The agreement process announced last year was meant to resolve years of disputes which have come to be known in Tasmania as the ‘Forest Wars’.
But, as Government, environmentalists and industry try and map out a plan to protect a key industry while preserving Tasmania’s natural resources, others have weighed in on the debate.
The latest issues range from various issues impacting the local market due to international concerns and political wrangling over Tasmania’s Indigenous community providing a voice.
Malaysian company Ta Ann, a major exporter of Tasmanian forestry products, laid-off 40 workers in Tasmania earlier this year.
The cutbacks have been attributed to the environmentalists influencing the corporate conscience of some businesses in Japan.
In response to the job losses resulting from the trade setbacks, Tasmania’s Deputy Premier Bryan Green set off on an Asian Trade mission in an attempt to appease the environmental concerns of Tasmania’s forestry customers.
“We talked about what we were trying to achieve with the IGA and assured them that the PEFC (Programme for the Endorsement of Forestry Certification) of the product that leaves Tasmania is a world certification,” Deputy Premier Green said on his return.
“They want us to resolve the matter and I’ve indicated that the government will be resolving the IGA, which in the end should be solving the matter of the protests.”
Deputy Premier Green highlighted conflict between the environmentalists and those in the industry.
He said former state Greens leader Peg Putt and Greens Senator Christine Milne were “trying to torpedo the agreement”.
“The way they are speaking about Ta Ann is very poor,” he said.
The Greens also got stuck into Forestry Tasmania.
Greens Leader Nick McKim MP said the agency is pre-empting the IGA verification process to prevent any meaningful conservation outcomes, while trying to distract from the mounting evidence of their gross resource mismanagement.
“Enough is enough.
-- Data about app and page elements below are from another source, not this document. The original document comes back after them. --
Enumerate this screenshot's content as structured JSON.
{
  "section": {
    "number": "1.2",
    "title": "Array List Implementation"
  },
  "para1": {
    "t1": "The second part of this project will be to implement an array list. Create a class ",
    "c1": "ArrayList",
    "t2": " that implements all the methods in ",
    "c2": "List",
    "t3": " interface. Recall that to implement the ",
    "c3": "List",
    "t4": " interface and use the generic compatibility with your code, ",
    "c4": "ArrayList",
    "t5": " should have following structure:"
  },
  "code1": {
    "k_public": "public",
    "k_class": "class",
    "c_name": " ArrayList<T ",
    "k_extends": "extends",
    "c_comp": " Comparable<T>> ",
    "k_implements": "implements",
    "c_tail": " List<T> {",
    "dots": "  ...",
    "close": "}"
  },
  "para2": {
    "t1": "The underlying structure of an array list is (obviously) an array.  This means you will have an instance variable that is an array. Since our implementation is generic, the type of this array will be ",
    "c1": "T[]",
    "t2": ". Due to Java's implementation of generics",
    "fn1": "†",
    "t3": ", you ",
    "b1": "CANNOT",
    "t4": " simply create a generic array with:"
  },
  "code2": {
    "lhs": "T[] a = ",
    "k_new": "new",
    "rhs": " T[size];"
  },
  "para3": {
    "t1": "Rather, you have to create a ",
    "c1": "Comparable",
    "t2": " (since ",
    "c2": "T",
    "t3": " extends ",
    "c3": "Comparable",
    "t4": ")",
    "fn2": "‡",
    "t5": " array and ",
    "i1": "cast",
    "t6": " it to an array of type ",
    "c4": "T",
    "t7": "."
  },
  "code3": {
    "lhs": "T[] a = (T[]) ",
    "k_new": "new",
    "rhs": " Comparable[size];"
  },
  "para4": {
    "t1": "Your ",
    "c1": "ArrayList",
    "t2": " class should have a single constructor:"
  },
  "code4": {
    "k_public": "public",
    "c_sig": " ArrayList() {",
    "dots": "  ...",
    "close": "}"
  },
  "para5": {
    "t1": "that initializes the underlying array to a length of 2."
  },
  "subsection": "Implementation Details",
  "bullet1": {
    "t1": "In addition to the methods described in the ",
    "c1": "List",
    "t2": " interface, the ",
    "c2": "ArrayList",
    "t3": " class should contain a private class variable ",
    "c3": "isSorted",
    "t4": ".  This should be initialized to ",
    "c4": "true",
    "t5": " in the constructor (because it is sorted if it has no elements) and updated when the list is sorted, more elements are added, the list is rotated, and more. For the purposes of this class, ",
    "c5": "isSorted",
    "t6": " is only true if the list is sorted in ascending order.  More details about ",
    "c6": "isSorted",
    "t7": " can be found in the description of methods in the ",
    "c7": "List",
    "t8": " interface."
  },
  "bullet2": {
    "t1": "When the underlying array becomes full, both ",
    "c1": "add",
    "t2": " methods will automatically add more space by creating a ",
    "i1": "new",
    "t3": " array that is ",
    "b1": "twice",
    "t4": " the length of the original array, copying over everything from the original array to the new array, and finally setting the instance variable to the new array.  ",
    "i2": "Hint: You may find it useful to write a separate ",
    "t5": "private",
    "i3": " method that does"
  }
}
Rather than front up and face up to the fact that they have clearly over-allocated and over-contracted the resource, Forestry Tasmania is attempting to blame the conservation and biodiversity regulations contained in the Forests Practices Code,” Mr McKim said.
“Once again Forestry Tasmania is seeking to pre-empt the Jonathon West Verification process. Any attempt to pitch for a ‘trade-off’ between the IGA reserves outcome versus a Forest Practices Code with watered down biodiversity provisions is unacceptable.”
“This rogue agency is determined to be obstructionist and has to be abolished.”
Forestry Tasmania was again condemned by Greens, this time for another issue which resulted in a member of Tasmania’s government issuing an apology to the aboriginal community.
Earlier, Tasmania’s Aboriginal community announced that it was seeking control of 570,000 hectares of native forests covered by the IGA after entering into discussions with Forestry Tasmania.
A Forestry Tasmania spokesperson said: “One of the reasons I welcome the Aboriginal community’s involvement is that it can play an honest broker role should the peace process set aside more reserves and allocate specific areas for wood production.
“If that was to happen, I would envisage the Aboriginal community would make sure there was no harvesting in the designated conservation areas, but they would also endorse products from the wood production zone.
“The concern with the current process is that there won’t be anything to stop green groups from continuing market attacks after the peace deal is signed. There needs to be a mechanism to enforce the peace.”
Tasmania’s Aboriginal Affairs Minister Cassy O’Connor responded by accusing Forestry Tasmania of exploiting Indigenous people.
That prompted Tasmanian Aboriginal Centre’s legal director Michael Mansell to fire back, condemning the Minister for making such “paternalist and condescending comments”.
So after a review of the comments the Minister was forced to apologise to the Aboriginal community.
Still, it appears the ‘peace deal’ is a long way from ending the ‘Forest Wars’.